Our changing climate is the public health elephant in the room for the 21st century, and we need to act now to protect and defend our patients’ health. As a citizen of the only planet available to us, I feel a deep responsibility to act because I can, and because those of us with means have a duty to support and uplift those without the ability to help themselves. Thankfully, solutions to global warming also present opportunities to address current and worsening health disparities, in addition to creating healthier communities for everyone.

Why do you think sustainability is important for health care and for UCSF?
Health care institutions such as UCSF are responsible for about 10% of the entire carbon footprint in the US, so it is imperative that medical centers work actively to reduce their carbon footprint. The Office of Sustainability is already a leader in demonstrating what can be done, and UCSF is working actively to disseminate this information and learn new methodology from others.

The second major opportunity is for UCSF to dedicate itself to training the Climate Medicine leaders of the future. As one of only several academic centers with the depth and breadth of faculty expertise required for such an endeavor, UCSF can build programs in climate-related health research, education, clinical care, and advocacy that have a true impact on human health and climate in years to come.

Which of your sustainability efforts at UCSF are you most excited about, and why?
1) Mentoring the Human Health and Climate Change student group is the most rewarding effort one could imagine. Students are engaged in projects across the health care spectrum; from conducting symposia to advocating Climate Health issues in congress and from developing a Planetary Health Justice Report Card to building a carbon offset program for faculty travel, students are working actively to define their own futures and to advocate strongly for the health of their patients.

2) There are many UCSF faculty members who are working actively on Climate Health related activities, but unfortunately there is no centralized mechanism for them to communicate, collaborate, and synergize efforts in the face of this terrible threat to human health. To overcome the silo effect and accelerate progress, I have created an extensive network of faculty, students, and staff.
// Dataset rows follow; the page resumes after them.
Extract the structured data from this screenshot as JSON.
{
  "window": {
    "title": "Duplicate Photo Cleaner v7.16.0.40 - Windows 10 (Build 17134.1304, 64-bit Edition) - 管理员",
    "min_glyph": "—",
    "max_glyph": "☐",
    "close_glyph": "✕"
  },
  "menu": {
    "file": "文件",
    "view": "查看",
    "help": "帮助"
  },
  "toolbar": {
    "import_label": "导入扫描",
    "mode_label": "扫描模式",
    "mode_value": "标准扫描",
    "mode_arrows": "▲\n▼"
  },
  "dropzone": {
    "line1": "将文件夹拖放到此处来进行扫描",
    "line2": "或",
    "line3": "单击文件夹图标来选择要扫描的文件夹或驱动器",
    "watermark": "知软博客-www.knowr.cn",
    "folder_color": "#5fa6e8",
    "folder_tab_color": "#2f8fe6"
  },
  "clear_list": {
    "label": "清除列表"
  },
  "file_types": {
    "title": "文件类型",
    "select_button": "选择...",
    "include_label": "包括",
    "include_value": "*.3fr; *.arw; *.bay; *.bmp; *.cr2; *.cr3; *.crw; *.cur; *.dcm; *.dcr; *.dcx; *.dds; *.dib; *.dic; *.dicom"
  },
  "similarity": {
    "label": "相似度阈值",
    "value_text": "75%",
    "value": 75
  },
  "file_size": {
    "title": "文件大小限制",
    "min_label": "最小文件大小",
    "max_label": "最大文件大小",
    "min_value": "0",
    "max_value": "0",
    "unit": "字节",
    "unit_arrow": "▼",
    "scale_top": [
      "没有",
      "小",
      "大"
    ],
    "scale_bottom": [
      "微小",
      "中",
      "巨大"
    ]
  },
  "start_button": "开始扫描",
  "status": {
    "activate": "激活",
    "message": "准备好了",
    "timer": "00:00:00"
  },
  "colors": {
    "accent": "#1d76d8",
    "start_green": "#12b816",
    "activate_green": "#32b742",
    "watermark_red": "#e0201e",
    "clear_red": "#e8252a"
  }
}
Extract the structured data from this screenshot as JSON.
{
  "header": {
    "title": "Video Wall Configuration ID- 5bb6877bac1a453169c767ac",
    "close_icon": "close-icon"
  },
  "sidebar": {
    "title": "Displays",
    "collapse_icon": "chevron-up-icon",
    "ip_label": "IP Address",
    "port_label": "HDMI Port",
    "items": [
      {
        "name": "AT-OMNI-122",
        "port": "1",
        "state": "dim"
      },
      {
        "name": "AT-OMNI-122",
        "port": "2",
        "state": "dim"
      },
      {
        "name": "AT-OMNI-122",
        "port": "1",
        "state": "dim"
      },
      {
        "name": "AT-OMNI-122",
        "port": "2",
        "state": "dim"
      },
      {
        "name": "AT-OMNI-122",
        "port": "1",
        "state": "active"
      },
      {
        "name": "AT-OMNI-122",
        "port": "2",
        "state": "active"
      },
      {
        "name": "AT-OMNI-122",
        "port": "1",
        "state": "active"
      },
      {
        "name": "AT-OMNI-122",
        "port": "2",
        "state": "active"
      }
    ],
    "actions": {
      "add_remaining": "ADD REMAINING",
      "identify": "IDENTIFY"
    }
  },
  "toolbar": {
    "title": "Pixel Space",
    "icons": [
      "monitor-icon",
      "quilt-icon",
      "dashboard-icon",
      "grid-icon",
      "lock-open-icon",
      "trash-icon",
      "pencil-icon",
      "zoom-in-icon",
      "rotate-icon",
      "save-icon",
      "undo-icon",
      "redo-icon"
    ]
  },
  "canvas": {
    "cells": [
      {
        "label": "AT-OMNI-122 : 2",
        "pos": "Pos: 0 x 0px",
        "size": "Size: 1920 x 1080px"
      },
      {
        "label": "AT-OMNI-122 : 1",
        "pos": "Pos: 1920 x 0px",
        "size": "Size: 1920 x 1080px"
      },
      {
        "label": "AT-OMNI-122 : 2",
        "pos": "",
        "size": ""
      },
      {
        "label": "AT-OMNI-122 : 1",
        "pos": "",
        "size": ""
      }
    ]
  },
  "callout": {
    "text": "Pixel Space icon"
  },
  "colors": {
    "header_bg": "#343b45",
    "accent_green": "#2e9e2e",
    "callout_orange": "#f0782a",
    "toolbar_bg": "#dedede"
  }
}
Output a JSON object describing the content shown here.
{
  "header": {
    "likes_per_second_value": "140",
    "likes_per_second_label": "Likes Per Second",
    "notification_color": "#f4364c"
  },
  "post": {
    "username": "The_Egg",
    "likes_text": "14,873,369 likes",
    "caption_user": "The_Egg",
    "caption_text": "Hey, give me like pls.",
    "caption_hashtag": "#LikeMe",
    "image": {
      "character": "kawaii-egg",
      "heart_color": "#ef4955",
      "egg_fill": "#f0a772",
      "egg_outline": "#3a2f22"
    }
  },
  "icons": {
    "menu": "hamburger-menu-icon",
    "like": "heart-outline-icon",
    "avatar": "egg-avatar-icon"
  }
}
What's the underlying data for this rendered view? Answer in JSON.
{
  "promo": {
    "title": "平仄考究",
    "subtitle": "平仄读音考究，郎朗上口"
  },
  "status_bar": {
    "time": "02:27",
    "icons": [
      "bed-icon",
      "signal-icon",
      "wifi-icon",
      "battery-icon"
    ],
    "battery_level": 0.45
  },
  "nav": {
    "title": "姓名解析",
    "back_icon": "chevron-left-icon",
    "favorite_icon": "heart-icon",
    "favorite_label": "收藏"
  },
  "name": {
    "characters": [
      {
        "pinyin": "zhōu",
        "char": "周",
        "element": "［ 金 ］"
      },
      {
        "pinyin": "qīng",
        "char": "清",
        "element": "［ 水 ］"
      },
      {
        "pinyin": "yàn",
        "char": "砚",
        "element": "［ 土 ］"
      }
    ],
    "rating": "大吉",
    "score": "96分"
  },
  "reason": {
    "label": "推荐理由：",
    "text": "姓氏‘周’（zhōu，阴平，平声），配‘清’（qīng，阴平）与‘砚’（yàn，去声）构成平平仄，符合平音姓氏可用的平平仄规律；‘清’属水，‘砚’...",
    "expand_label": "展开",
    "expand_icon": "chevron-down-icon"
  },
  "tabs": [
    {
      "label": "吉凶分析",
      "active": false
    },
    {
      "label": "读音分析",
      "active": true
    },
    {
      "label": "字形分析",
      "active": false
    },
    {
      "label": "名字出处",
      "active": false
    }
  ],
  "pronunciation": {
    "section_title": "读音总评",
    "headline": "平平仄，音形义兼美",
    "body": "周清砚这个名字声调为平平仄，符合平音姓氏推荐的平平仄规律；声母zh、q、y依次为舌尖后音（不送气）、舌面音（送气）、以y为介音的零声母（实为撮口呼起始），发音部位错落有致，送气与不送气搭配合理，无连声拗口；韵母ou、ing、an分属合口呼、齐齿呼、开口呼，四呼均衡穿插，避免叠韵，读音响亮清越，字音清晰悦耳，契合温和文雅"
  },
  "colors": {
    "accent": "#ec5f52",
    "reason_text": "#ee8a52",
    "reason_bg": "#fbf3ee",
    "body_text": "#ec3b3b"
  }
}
We recently held our first meeting to brainstorm opportunities for the future of Climate Health at UCSF, and we will build on these efforts in 2020. It is tremendously exciting to witness what happens when UCSF community members gather to share knowledge and design a new path forward.

How do you make sustainability a part of your personal life?
I do some little things and big things, but I drive myself (and family members) crazy by considering any single-use item I use as an item that I am buying and keeping. As the cabinets have filled up, it is easier to say, “I don’t need another straw (or cup, or food container, etc.),” and our purchases have definitely decreased. 

What actions related to sustainability and climate health would you encourage the UCSF community to take?
Everyone in the community is busy, and it can seem overwhelming to individuals to take on the challenge of global warming. Based upon research from scholars around the globe, the Drawdown Initiative ranks the 100 most substantive means of acting on global warming now. This list has something reachable for everyone, whether it relates to our own habits of living, the actions we take at work, or to targeting our annual donations. People might be surprised to see that Reducing Food Waste is #3, Plant-Rich Diet is #4, and Educating Girls is #6.

As far as UCSF’s leadership, I would encourage them to support the development of a dedicated Climate Medicine program in research, education, clinical care, and advocacy.